A faithful copy of all the data is the goal; omit the pictures.

# # # # # # #

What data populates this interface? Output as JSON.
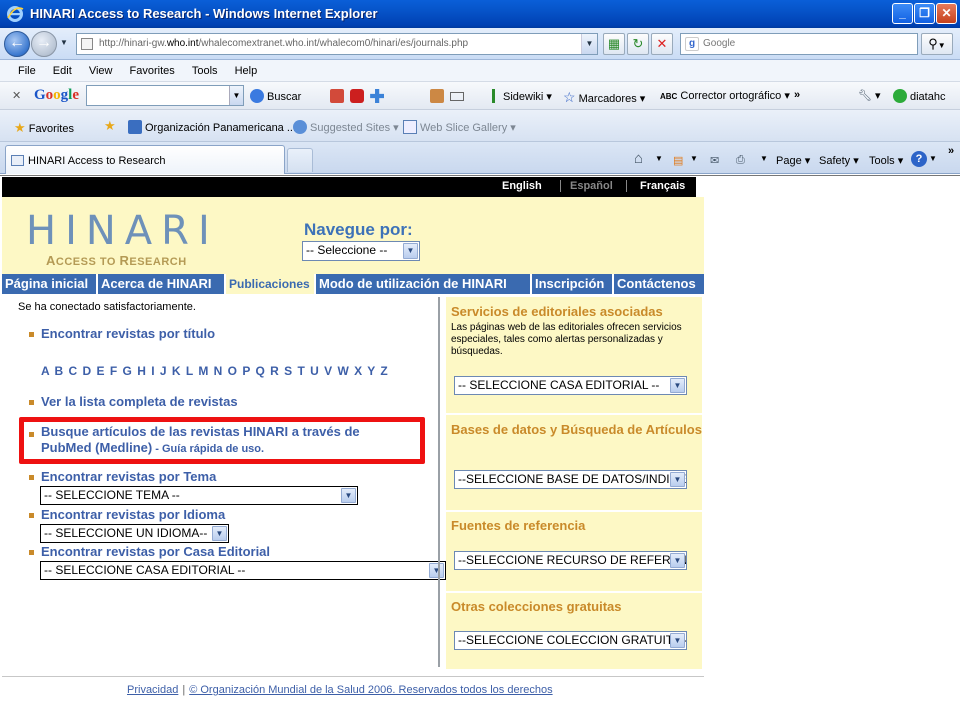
{
  "window": {
    "title": "HINARI Access to Research - Windows Internet Explorer",
    "minimize": "_",
    "maximize": "❐",
    "close": "✕"
  },
  "address": {
    "url_prefix": "http://hinari-gw.",
    "url_domain": "who.int",
    "url_suffix": "/whalecomextranet.who.int/whalecom0/hinari/es/journals.php",
    "search_placeholder": "Google"
  },
  "menu": [
    "File",
    "Edit",
    "View",
    "Favorites",
    "Tools",
    "Help"
  ],
  "google_toolbar": {
    "close": "✕",
    "logo": "Google",
    "search_button": "Buscar",
    "sidewiki": "Sidewiki",
    "bookmarks": "Marcadores",
    "spellcheck": "Corrector ortográfico",
    "user": "diatahc"
  },
  "favorites_bar": {
    "favorites": "Favorites",
    "item1": "Organización Panamericana ...",
    "item2": "Suggested Sites",
    "item3": "Web Slice Gallery"
  },
  "tab": {
    "title": "HINARI Access to Research"
  },
  "command_bar": {
    "page": "Page",
    "safety": "Safety",
    "tools": "Tools",
    "help": "?"
  },
  "site": {
    "languages": [
      "English",
      "Español",
      "Français"
    ],
    "logo_text": "HINARI",
    "logo_sub_a": "A",
    "logo_sub_b": "CCESS TO ",
    "logo_sub_c": "R",
    "logo_sub_d": "ESEARCH",
    "browse_label": "Navegue por:",
    "browse_select": "-- Seleccione --",
    "nav": [
      "Página inicial",
      "Acerca de HINARI",
      "Publicaciones",
      "Modo de utilización de HINARI",
      "Inscripción",
      "Contáctenos"
    ],
    "connected_msg": "Se ha conectado satisfactoriamente.",
    "find_by_title": "Encontrar revistas por título",
    "alphabet": "A B C D E F G H I J K L M N O P Q R S T U V W X Y Z",
    "full_list": "Ver la lista completa de revistas",
    "pubmed_line1": "Busque artículos de las revistas HINARI a través de",
    "pubmed_line2": "PubMed (Medline)",
    "pubmed_guide": " - Guía rápida de uso.",
    "by_subject": "Encontrar revistas por Tema",
    "subject_select": "-- SELECCIONE TEMA --",
    "by_language": "Encontrar revistas por Idioma",
    "language_select": "-- SELECCIONE UN IDIOMA--",
    "by_publisher": "Encontrar revistas por Casa Editorial",
    "publisher_select": "-- SELECCIONE CASA EDITORIAL --",
    "right": {
      "publishers_title": "Servicios de editoriales asociadas",
      "publishers_desc": "Las páginas web de las editoriales ofrecen servicios especiales, tales como alertas personalizadas y búsquedas.",
      "publishers_select": "-- SELECCIONE CASA EDITORIAL --",
      "databases_title": "Bases de datos y Búsqueda de Artículos",
      "databases_select": "--SELECCIONE BASE DE DATOS/INDICE--",
      "reference_title": "Fuentes de referencia",
      "reference_select": "--SELECCIONE RECURSO DE REFERENCIA--",
      "free_title": "Otras colecciones gratuitas",
      "free_select": "--SELECCIONE COLECCION GRATUITA--"
    },
    "footer_privacy": "Privacidad",
    "footer_sep": "|",
    "footer_copyright": "© Organización Mundial de la Salud 2006. Reservados todos los derechos"
  }
}
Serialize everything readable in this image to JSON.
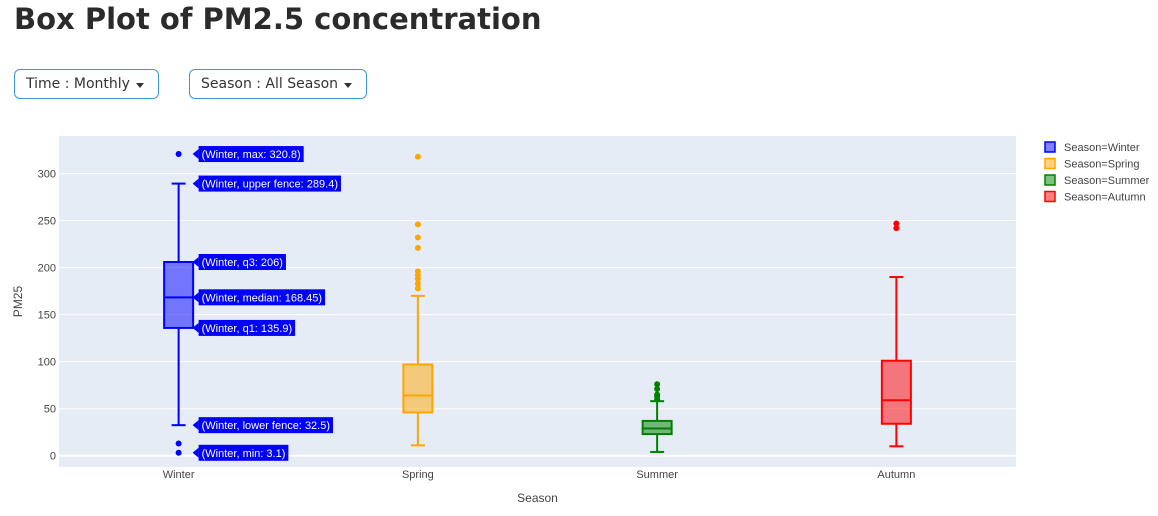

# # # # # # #

## Task output:
What data populates this interface? Output as JSON.
{
  "window": {
    "title": "HINARI Access to Research - Windows Internet Explorer",
    "minimize": "_",
    "maximize": "❐",
    "close": "✕"
  },
  "address": {
    "url_prefix": "http://hinari-gw.",
    "url_domain": "who.int",
    "url_suffix": "/whalecomextranet.who.int/whalecom0/hinari/es/journals.php",
    "search_placeholder": "Google"
  },
  "menu": [
    "File",
    "Edit",
    "View",
    "Favorites",
    "Tools",
    "Help"
  ],
  "google_toolbar": {
    "close": "✕",
    "logo": "Google",
    "search_button": "Buscar",
    "sidewiki": "Sidewiki",
    "bookmarks": "Marcadores",
    "spellcheck": "Corrector ortográfico",
    "user": "diatahc"
  },
  "favorites_bar": {
    "favorites": "Favorites",
    "item1": "Organización Panamericana ...",
    "item2": "Suggested Sites",
    "item3": "Web Slice Gallery"
  },
  "tab": {
    "title": "HINARI Access to Research"
  },
  "command_bar": {
    "page": "Page",
    "safety": "Safety",
    "tools": "Tools",
    "help": "?"
  },
  "site": {
    "languages": [
      "English",
      "Español",
      "Français"
    ],
    "logo_text": "HINARI",
    "logo_sub_a": "A",
    "logo_sub_b": "CCESS TO ",
    "logo_sub_c": "R",
    "logo_sub_d": "ESEARCH",
    "browse_label": "Navegue por:",
    "browse_select": "-- Seleccione --",
    "nav": [
      "Página inicial",
      "Acerca de HINARI",
      "Publicaciones",
      "Modo de utilización de HINARI",
      "Inscripción",
      "Contáctenos"
    ],
    "connected_msg": "Se ha conectado satisfactoriamente.",
    "find_by_title": "Encontrar revistas por título",
    "alphabet": "A B C D E F G H I J K L M N O P Q R S T U V W X Y Z",
    "full_list": "Ver la lista completa de revistas",
    "pubmed_line1": "Busque artículos de las revistas HINARI a través de",
    "pubmed_line2": "PubMed (Medline)",
    "pubmed_guide": " - Guía rápida de uso.",
    "by_subject": "Encontrar revistas por Tema",
    "subject_select": "-- SELECCIONE TEMA --",
    "by_language": "Encontrar revistas por Idioma",
    "language_select": "-- SELECCIONE UN IDIOMA--",
    "by_publisher": "Encontrar revistas por Casa Editorial",
    "publisher_select": "-- SELECCIONE CASA EDITORIAL --",
    "right": {
      "publishers_title": "Servicios de editoriales asociadas",
      "publishers_desc": "Las páginas web de las editoriales ofrecen servicios especiales, tales como alertas personalizadas y búsquedas.",
      "publishers_select": "-- SELECCIONE CASA EDITORIAL --",
      "databases_title": "Bases de datos y Búsqueda de Artículos",
      "databases_select": "--SELECCIONE BASE DE DATOS/INDICE--",
      "reference_title": "Fuentes de referencia",
      "reference_select": "--SELECCIONE RECURSO DE REFERENCIA--",
      "free_title": "Otras colecciones gratuitas",
      "free_select": "--SELECCIONE COLECCION GRATUITA--"
    },
    "footer_privacy": "Privacidad",
    "footer_sep": "|",
    "footer_copyright": "© Organización Mundial de la Salud 2006. Reservados todos los derechos"
  }
}
Serialize everything readable in this image to JSON.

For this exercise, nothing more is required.